Category: Europe

Bratislava Sounds

Spoking tiled lane old part of the city, intersecting trolley rails, flickering leaves fronting domed building spire backdrop. Its own hilltop castle, we’ll tomorrow visit via steep streets curling ’round and affording better and better […]

Hungary Postcard

Three border region with Austria and Slovakia, yellow and dark and bright green grasses vanishing eachward, crooked crosshatched with dirt double track, old main routes, current farm machinery avenues, hunters’ alleys to favorite glades. So […]

The Gloßglockner Hochalpenstraßen

Pitch subsides, marginally. It’s a sign of my disconnected from reality full AM sunshine twilight that the fact that the Garmin shows 11%, down from the last nearly two kilometers of 14, is a relief. Breathing feels far away and in the past the way it does after over an hour of climbing. Green and churched valley: ramps and distance and memory too now, to snow fields, matte grey veins where the frost has broken free, blacktop mostly dry flowing lift.
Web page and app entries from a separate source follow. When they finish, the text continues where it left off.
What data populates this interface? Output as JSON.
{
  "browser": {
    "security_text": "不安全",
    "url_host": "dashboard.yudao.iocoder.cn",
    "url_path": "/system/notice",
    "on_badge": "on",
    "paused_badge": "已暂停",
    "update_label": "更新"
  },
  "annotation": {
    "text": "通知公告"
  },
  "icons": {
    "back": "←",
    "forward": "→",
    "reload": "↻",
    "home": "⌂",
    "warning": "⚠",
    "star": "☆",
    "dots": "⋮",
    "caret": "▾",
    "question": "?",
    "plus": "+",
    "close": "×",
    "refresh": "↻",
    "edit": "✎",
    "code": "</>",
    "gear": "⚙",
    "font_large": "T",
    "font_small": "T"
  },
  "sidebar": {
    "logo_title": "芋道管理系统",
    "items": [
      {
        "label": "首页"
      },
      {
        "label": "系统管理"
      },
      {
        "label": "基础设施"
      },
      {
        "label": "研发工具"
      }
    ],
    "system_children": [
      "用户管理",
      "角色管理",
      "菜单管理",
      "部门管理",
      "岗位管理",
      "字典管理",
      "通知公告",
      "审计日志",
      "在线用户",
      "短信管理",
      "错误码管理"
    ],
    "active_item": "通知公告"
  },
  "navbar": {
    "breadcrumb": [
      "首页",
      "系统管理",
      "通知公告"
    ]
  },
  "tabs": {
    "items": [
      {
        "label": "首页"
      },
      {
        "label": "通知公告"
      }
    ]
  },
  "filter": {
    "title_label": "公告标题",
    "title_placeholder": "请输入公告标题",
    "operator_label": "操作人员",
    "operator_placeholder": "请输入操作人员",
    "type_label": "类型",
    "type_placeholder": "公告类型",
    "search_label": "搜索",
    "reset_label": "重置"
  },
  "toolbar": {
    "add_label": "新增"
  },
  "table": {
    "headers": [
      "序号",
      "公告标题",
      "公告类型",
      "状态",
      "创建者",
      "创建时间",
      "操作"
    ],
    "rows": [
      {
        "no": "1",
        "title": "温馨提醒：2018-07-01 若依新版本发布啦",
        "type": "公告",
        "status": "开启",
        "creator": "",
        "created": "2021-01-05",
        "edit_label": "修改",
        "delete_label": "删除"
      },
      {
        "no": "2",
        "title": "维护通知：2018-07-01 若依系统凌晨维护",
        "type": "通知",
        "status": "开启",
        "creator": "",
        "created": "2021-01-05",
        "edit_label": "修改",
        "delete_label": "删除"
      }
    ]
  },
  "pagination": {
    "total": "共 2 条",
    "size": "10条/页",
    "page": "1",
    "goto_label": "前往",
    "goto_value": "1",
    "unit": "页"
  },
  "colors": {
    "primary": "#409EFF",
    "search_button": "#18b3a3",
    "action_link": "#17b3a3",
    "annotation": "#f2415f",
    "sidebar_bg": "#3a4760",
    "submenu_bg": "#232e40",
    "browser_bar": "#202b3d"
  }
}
Austria’s Glossglockner Alpine Mountain Road, from Heiligenblut to its dual high points, then down to Fusch. Eponymous javelin tip in front of a collage of sharp hulks. Didn’t intend for this to be a great climbs of Europe trip, but. Accidentally back and forth with a pilgriming club from French speaking Switzerland, in their midsts pretending that I’m not in trail walking shoes and ankle socks, receive nods or grim smiles when they go by, when I go by, when our hubs are almost level against the tiny surges and shakes. Before the first tunnel they angle off to a box van for cut in half bananas, full bottles, vests. I carry on into the short yellow bulb lit span, ice stalagtites at regular ticks, cold shock and the amplified roar, cars entering the opposite side.


Italy Postcard

June valleys practicing for brazen summer heat, MC stops to climb a tree to pick cherries. Bristle brush dark greens top unambitious foothills over irregularly shaped fields yellow to lime, then Dolomite grey holding up […]

Dolomites Bike Day

20130624-101742.jpg We’d seen signs in towns and at turns off to passes featuring cheery cartoon figures made of hearts in a chain that might have been worms but might not have, European event advertising is funny that way. They announced “Bike Day.” At our refugio MC looked it up, “Oh, obviously you have to do it. It’s an omen that bike day is tomorrow.”

See, Bike Day in the Dolomites isn’t like bike day in other places. Dolomites bike day is where the relevant municipalities close down the roads linking four incredible mountain passes from 8am to 3pm to create a loop open only to cyclists. The organizers chime in with the helpful suggestion that one ride anti-clockwise. That’s it. There’s no registration or fee, you show up whatever time you like, you ride as much or as little as you care to (or, um, can), no one keeps time and no one cares the slightest what kind of bicycle you are on. My back of the envelope calculation was that there would be ten thousand feet of climbing in 75k from where I was starting. I’d been sick for a week, had done no hill work for months, and only had a polo shirt, baggies, and hiking shoes. For the inevitable thunderstorms there was Margaret’s sized extra tiny parka. I’d been operating according to the principle that, while on honeymoon, there’d be no death pedals or days in a row without, you know, food or water or washing. We’d made it three in this lovely part of Italy. It wasn’t obvious that Bike Day would fit with the program, therefore it was absolutely going to be a good day.

Cycling Letters

[This is a letter from Nathan Dahlberg, former professional road racer with 7-11, Motorola, and Spago, among others, and veteran of two Tours de France. Nathan still races bicycles, but is also a keen adventure cyclist. We’ve traveled together in Pakistan, China, and in his native New Zealand. Posted with permission.]

Dear All,

Yes, had a great time in Belgium and Holland over a period of 3 1/2 weeks, the highlights being, of course, meeting my old friends and also a certain amount of nostalgia over being back in familiar places (even watching a Pro Kermess in Sinaii bought back some good memories). Training from Mens house in Munster Geleen deep into the Ardennes alone and with Chris Macic reminded me of what a great (and very underrated) area that is to ride a bike, particularly around Stavelot, always hard even to return for home after training down there. I also got the great chance to race 11 more times in just under 3 weeks, and though cycling has slipped into being a relatively minor sport in the last 28 years since I first went to Europe (although the TDF thrives as always) there are still enough races and enough good riders to make it a 3 week period well worth the effort.

Racing hasn’t changed, it’s still very individualist and pure as sport goes although the roads are far different. Long gone are the cobbled lanes and even rough roads, now it’s all fast asphalt and racing is more a high speed dash like track racing than some of the grinds of years gone. The basics are the same (including the prize money or lack)…